§ Work to complete
Give the count of lines in the data that include the string "JSON", with no added remarks.

§ Items listed in a dataset
----------
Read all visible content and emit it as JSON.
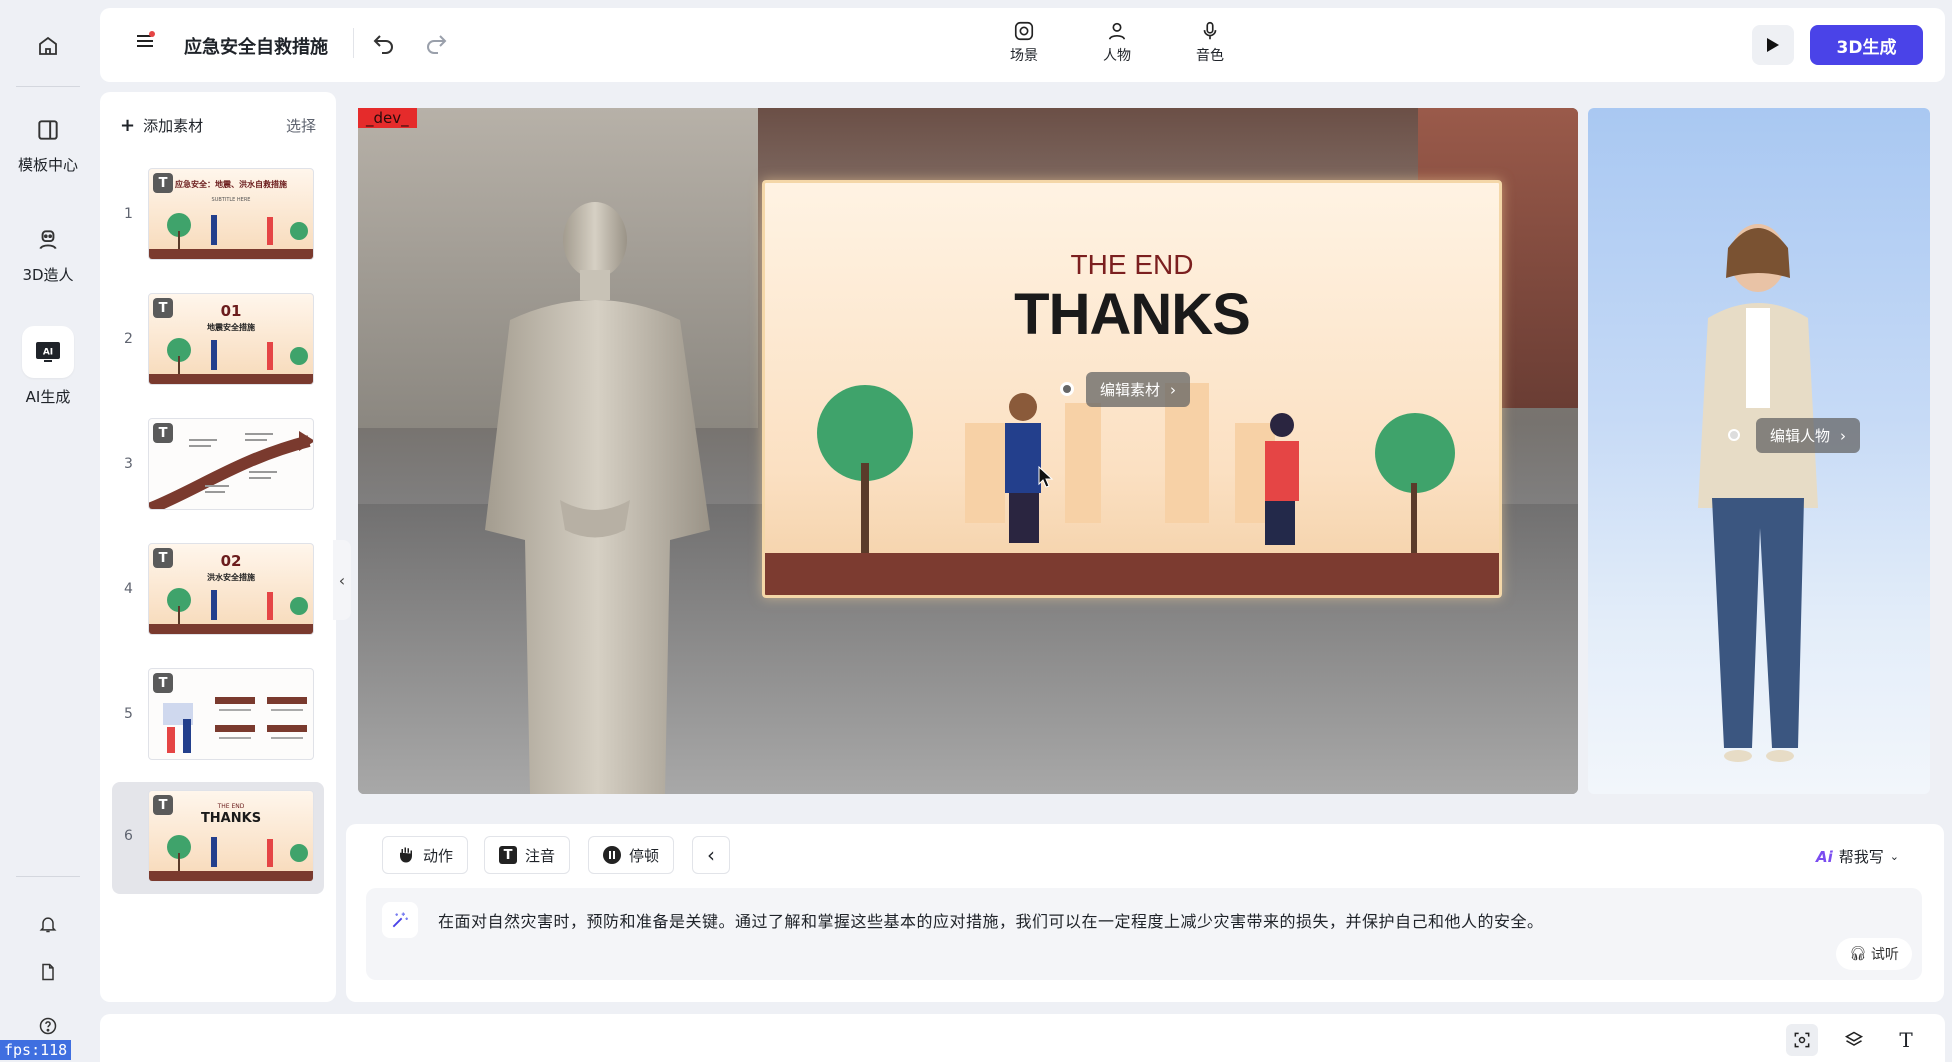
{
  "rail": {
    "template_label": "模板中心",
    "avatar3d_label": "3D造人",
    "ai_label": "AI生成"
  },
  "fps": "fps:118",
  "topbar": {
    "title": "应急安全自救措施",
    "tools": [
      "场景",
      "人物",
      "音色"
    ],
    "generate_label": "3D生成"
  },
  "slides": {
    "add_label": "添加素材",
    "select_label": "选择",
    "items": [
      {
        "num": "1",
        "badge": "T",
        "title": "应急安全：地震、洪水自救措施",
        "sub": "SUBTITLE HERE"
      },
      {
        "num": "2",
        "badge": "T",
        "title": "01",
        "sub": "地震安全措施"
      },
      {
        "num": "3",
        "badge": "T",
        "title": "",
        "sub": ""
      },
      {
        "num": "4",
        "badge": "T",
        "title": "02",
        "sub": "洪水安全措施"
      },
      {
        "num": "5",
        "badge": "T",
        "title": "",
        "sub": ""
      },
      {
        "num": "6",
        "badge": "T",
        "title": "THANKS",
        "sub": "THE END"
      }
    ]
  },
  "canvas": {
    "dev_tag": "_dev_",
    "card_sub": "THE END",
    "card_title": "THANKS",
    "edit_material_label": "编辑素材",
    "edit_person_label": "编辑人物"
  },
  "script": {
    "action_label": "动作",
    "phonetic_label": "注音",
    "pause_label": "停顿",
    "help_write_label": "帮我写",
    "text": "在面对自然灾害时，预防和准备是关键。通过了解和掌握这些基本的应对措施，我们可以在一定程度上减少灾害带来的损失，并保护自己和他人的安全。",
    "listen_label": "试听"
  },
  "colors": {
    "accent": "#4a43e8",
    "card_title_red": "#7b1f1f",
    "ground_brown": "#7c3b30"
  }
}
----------
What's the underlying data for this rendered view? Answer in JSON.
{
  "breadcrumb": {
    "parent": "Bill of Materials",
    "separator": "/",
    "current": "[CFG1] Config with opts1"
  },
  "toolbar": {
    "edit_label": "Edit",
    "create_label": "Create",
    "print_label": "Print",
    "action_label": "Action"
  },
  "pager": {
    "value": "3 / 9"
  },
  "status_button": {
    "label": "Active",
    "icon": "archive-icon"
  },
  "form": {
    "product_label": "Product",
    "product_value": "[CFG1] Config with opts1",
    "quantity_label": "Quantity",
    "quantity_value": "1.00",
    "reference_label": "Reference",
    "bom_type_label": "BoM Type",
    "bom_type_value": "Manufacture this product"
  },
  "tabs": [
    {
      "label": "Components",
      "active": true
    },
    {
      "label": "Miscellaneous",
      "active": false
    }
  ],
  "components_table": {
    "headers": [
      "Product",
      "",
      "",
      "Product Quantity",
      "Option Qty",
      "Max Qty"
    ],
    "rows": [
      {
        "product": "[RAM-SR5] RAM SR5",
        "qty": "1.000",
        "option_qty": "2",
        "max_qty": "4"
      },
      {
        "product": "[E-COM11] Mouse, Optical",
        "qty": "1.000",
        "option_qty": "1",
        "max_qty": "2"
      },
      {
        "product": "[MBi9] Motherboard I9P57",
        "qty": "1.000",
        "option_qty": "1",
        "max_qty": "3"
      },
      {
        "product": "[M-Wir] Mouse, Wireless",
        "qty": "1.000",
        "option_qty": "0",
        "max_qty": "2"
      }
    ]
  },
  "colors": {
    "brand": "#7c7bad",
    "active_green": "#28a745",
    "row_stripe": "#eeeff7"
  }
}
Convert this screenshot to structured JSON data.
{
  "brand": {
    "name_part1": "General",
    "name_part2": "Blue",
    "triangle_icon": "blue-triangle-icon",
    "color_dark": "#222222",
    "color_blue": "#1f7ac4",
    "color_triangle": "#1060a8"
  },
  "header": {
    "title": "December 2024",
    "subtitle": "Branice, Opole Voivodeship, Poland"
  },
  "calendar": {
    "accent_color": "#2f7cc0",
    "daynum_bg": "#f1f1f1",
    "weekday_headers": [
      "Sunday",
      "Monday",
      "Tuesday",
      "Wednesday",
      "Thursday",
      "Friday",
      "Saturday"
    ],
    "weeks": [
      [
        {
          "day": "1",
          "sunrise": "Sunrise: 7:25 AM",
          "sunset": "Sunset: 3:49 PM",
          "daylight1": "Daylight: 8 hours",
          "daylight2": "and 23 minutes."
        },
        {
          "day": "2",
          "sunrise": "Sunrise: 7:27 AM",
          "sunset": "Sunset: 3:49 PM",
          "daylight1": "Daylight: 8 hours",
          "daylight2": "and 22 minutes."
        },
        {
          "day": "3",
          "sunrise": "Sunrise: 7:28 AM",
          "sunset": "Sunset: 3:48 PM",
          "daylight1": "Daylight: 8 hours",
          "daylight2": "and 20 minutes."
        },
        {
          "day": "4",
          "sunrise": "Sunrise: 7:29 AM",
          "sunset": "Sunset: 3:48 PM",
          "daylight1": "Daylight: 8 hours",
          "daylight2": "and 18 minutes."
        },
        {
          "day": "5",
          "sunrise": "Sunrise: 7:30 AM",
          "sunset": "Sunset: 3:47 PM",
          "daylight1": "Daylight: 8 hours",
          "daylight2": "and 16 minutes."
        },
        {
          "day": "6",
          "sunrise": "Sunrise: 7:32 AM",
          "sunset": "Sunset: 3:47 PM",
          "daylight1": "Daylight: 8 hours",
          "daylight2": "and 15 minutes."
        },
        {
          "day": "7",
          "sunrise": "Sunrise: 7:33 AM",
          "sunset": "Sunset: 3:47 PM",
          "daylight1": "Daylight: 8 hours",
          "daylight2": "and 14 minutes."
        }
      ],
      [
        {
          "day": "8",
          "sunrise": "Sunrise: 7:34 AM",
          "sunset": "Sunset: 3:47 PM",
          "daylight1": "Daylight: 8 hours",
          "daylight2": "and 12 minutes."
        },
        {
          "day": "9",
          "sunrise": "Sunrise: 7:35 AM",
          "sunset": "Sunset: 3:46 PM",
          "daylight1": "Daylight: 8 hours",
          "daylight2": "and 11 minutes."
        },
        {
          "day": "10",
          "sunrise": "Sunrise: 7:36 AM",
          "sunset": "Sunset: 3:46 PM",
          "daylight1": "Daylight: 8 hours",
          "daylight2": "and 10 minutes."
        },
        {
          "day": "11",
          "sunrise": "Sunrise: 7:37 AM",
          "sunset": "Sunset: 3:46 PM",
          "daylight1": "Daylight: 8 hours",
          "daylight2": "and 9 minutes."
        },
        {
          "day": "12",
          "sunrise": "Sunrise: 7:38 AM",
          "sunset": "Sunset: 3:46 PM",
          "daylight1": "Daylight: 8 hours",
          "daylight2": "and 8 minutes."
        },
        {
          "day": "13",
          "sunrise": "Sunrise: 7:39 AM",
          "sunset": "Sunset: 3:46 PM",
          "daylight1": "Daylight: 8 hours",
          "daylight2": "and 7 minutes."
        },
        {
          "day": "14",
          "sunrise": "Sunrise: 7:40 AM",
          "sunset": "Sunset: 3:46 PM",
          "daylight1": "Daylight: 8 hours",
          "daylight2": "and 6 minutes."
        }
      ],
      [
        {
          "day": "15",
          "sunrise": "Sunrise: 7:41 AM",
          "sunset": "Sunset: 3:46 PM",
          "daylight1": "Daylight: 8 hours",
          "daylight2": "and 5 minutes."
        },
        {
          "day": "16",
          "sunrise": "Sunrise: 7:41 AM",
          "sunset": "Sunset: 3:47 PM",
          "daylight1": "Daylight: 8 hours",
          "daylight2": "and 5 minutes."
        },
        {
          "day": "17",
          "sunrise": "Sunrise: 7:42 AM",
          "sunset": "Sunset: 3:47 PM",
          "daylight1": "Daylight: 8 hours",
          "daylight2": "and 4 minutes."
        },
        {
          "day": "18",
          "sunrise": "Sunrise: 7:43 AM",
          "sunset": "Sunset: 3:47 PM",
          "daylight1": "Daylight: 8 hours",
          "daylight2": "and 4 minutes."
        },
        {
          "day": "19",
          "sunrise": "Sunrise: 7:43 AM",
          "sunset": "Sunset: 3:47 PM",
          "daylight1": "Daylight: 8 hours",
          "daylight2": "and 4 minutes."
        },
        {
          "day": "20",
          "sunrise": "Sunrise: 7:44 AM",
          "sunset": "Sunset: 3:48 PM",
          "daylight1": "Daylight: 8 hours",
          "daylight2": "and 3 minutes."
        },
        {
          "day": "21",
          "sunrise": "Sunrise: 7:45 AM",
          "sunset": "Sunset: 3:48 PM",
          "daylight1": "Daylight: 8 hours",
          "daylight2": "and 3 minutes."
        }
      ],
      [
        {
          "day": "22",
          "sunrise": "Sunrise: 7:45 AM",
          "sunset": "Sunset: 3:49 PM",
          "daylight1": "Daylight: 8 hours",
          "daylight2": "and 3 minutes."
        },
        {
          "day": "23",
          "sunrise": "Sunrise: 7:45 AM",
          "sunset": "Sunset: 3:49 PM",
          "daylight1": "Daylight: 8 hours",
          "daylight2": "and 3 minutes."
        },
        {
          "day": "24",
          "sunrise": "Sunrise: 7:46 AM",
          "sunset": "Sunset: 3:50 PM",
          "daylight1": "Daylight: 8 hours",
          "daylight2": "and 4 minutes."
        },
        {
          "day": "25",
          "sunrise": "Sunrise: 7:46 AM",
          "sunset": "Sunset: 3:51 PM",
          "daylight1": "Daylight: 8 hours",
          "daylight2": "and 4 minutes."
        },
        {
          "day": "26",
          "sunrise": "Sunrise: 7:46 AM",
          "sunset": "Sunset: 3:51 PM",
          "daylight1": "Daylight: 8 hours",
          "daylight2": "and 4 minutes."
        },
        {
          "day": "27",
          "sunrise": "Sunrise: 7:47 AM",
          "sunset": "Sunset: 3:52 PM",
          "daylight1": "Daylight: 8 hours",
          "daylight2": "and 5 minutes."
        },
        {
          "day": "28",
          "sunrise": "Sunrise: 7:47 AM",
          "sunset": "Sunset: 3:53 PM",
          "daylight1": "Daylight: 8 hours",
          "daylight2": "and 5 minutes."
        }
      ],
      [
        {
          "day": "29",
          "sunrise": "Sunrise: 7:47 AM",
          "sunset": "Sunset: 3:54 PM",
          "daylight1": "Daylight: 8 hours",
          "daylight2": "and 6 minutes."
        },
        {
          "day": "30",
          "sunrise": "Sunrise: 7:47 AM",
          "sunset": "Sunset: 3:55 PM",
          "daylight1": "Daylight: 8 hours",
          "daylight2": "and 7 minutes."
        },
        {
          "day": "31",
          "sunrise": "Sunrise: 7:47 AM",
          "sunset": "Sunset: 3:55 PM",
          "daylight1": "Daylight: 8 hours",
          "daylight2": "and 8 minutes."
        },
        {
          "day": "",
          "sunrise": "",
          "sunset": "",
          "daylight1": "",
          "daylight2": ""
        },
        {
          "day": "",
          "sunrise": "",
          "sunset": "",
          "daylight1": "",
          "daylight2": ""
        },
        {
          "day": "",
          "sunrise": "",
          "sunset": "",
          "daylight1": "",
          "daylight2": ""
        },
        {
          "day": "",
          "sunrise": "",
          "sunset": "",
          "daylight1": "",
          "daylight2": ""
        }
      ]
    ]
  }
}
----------
§ Exercise output
3